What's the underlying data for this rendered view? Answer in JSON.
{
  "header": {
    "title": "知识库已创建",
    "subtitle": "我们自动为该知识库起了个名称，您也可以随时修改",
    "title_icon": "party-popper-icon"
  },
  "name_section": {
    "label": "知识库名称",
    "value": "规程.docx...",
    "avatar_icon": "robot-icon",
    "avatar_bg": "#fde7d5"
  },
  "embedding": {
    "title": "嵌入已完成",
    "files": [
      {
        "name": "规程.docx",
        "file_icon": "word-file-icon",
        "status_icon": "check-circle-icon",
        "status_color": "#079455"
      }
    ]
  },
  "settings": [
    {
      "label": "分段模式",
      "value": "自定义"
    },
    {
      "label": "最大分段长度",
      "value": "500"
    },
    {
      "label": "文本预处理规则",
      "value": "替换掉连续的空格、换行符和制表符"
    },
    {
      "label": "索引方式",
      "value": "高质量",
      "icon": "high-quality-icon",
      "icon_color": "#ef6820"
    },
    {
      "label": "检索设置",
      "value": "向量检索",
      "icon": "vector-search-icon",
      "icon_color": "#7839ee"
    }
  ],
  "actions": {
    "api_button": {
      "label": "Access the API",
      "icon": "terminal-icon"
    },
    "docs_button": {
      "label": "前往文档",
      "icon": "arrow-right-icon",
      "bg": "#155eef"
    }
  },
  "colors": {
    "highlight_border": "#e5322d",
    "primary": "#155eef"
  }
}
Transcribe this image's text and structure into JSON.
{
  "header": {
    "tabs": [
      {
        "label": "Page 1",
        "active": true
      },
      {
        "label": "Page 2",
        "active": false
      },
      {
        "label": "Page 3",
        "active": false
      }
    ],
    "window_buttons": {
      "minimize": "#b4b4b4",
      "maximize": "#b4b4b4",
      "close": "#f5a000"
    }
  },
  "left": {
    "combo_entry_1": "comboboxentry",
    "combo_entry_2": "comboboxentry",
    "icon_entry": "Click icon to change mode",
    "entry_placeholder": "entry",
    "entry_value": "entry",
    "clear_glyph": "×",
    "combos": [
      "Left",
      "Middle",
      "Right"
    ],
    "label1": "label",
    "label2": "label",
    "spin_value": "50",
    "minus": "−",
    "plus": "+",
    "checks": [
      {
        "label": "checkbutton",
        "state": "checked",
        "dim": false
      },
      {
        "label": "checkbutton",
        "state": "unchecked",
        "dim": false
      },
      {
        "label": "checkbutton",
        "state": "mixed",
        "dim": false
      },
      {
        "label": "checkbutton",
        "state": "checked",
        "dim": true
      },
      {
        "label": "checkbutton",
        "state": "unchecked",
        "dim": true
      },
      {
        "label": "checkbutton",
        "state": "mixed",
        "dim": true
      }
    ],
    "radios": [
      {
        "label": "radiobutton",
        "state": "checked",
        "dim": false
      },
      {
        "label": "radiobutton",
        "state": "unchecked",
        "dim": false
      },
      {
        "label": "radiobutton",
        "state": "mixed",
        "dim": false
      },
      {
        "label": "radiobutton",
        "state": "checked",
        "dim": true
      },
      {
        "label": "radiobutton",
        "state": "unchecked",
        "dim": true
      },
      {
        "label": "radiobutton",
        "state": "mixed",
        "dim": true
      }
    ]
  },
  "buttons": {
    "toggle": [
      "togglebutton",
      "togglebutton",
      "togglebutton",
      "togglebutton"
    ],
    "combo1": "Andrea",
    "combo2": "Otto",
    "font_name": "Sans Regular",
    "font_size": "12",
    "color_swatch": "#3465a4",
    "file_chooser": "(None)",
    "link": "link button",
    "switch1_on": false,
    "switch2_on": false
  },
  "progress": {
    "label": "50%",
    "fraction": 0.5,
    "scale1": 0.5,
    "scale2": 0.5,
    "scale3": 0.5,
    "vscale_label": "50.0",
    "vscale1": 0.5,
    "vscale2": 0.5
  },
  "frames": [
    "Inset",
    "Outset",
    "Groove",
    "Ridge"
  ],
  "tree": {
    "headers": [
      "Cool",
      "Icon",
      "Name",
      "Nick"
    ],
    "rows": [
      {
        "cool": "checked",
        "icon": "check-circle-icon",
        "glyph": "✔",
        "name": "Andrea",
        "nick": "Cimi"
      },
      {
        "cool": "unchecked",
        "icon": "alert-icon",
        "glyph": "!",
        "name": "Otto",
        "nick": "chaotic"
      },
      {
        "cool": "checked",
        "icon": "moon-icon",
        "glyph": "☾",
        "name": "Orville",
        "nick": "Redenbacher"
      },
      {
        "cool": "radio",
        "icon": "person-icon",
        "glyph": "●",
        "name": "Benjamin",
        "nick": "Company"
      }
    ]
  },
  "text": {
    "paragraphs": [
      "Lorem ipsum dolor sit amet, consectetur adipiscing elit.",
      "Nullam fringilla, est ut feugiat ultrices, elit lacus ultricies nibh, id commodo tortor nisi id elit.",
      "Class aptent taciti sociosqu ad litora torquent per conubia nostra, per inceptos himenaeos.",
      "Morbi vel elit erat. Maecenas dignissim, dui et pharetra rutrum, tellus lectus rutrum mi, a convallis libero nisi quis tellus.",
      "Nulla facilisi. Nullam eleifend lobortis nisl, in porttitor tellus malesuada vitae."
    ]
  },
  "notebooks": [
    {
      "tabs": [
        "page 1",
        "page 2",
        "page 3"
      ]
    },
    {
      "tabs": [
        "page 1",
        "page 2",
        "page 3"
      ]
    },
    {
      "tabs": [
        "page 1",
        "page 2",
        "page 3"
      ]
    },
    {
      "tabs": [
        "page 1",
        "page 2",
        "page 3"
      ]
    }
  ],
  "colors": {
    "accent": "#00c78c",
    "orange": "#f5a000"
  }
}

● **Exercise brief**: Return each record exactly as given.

● **Answer box**:
What's the underlying data for this rendered view? Answer in JSON.
{
  "header": {
    "title": "知识库已创建",
    "subtitle": "我们自动为该知识库起了个名称，您也可以随时修改",
    "title_icon": "party-popper-icon"
  },
  "name_section": {
    "label": "知识库名称",
    "value": "规程.docx...",
    "avatar_icon": "robot-icon",
    "avatar_bg": "#fde7d5"
  },
  "embedding": {
    "title": "嵌入已完成",
    "files": [
      {
        "name": "规程.docx",
        "file_icon": "word-file-icon",
        "status_icon": "check-circle-icon",
        "status_color": "#079455"
      }
    ]
  },
  "settings": [
    {
      "label": "分段模式",
      "value": "自定义"
    },
    {
      "label": "最大分段长度",
      "value": "500"
    },
    {
      "label": "文本预处理规则",
      "value": "替换掉连续的空格、换行符和制表符"
    },
    {
      "label": "索引方式",
      "value": "高质量",
      "icon": "high-quality-icon",
      "icon_color": "#ef6820"
    },
    {
      "label": "检索设置",
      "value": "向量检索",
      "icon": "vector-search-icon",
      "icon_color": "#7839ee"
    }
  ],
  "actions": {
    "api_button": {
      "label": "Access the API",
      "icon": "terminal-icon"
    },
    "docs_button": {
      "label": "前往文档",
      "icon": "arrow-right-icon",
      "bg": "#155eef"
    }
  },
  "colors": {
    "highlight_border": "#e5322d",
    "primary": "#155eef"
  }
}
Transcribe this image's text and structure into JSON.
{
  "header": {
    "tabs": [
      {
        "label": "Page 1",
        "active": true
      },
      {
        "label": "Page 2",
        "active": false
      },
      {
        "label": "Page 3",
        "active": false
      }
    ],
    "window_buttons": {
      "minimize": "#b4b4b4",
      "maximize": "#b4b4b4",
      "close": "#f5a000"
    }
  },
  "left": {
    "combo_entry_1": "comboboxentry",
    "combo_entry_2": "comboboxentry",
    "icon_entry": "Click icon to change mode",
    "entry_placeholder": "entry",
    "entry_value": "entry",
    "clear_glyph": "×",
    "combos": [
      "Left",
      "Middle",
      "Right"
    ],
    "label1": "label",
    "label2": "label",
    "spin_value": "50",
    "minus": "−",
    "plus": "+",
    "checks": [
      {
        "label": "checkbutton",
        "state": "checked",
        "dim": false
      },
      {
        "label": "checkbutton",
        "state": "unchecked",
        "dim": false
      },
      {
        "label": "checkbutton",
        "state": "mixed",
        "dim": false
      },
      {
        "label": "checkbutton",
        "state": "checked",
        "dim": true
      },
      {
        "label": "checkbutton",
        "state": "unchecked",
        "dim": true
      },
      {
        "label": "checkbutton",
        "state": "mixed",
        "dim": true
      }
    ],
    "radios": [
      {
        "label": "radiobutton",
        "state": "checked",
        "dim": false
      },
      {
        "label": "radiobutton",
        "state": "unchecked",
        "dim": false
      },
      {
        "label": "radiobutton",
        "state": "mixed",
        "dim": false
      },
      {
        "label": "radiobutton",
        "state": "checked",
        "dim": true
      },
      {
        "label": "radiobutton",
        "state": "unchecked",
        "dim": true
      },
      {
        "label": "radiobutton",
        "state": "mixed",
        "dim": true
      }
    ]
  },
  "buttons": {
    "toggle": [
      "togglebutton",
      "togglebutton",
      "togglebutton",
      "togglebutton"
    ],
    "combo1": "Andrea",
    "combo2": "Otto",
    "font_name": "Sans Regular",
    "font_size": "12",
    "color_swatch": "#3465a4",
    "file_chooser": "(None)",
    "link": "link button",
    "switch1_on": false,
    "switch2_on": false
  },
  "progress": {
    "label": "50%",
    "fraction": 0.5,
    "scale1": 0.5,
    "scale2": 0.5,
    "scale3": 0.5,
    "vscale_label": "50.0",
    "vscale1": 0.5,
    "vscale2": 0.5
  },
  "frames": [
    "Inset",
    "Outset",
    "Groove",
    "Ridge"
  ],
  "tree": {
    "headers": [
      "Cool",
      "Icon",
      "Name",
      "Nick"
    ],
    "rows": [
      {
        "cool": "checked",
        "icon": "check-circle-icon",
        "glyph": "✔",
        "name": "Andrea",
        "nick": "Cimi"
      },
      {
        "cool": "unchecked",
        "icon": "alert-icon",
        "glyph": "!",
        "name": "Otto",
        "nick": "chaotic"
      },
      {
        "cool": "checked",
        "icon": "moon-icon",
        "glyph": "☾",
        "name": "Orville",
        "nick": "Redenbacher"
      },
      {
        "cool": "radio",
        "icon": "person-icon",
        "glyph": "●",
        "name": "Benjamin",
        "nick": "Company"
      }
    ]
  },
  "text": {
    "paragraphs": [
      "Lorem ipsum dolor sit amet, consectetur adipiscing elit.",
      "Nullam fringilla, est ut feugiat ultrices, elit lacus ultricies nibh, id commodo tortor nisi id elit.",
      "Class aptent taciti sociosqu ad litora torquent per conubia nostra, per inceptos himenaeos.",
      "Morbi vel elit erat. Maecenas dignissim, dui et pharetra rutrum, tellus lectus rutrum mi, a convallis libero nisi quis tellus.",
      "Nulla facilisi. Nullam eleifend lobortis nisl, in porttitor tellus malesuada vitae."
    ]
  },
  "notebooks": [
    {
      "tabs": [
        "page 1",
        "page 2",
        "page 3"
      ]
    },
    {
      "tabs": [
        "page 1",
        "page 2",
        "page 3"
      ]
    },
    {
      "tabs": [
        "page 1",
        "page 2",
        "page 3"
      ]
    },
    {
      "tabs": [
        "page 1",
        "page 2",
        "page 3"
      ]
    }
  ],
  "colors": {
    "accent": "#00c78c",
    "orange": "#f5a000"
  }
}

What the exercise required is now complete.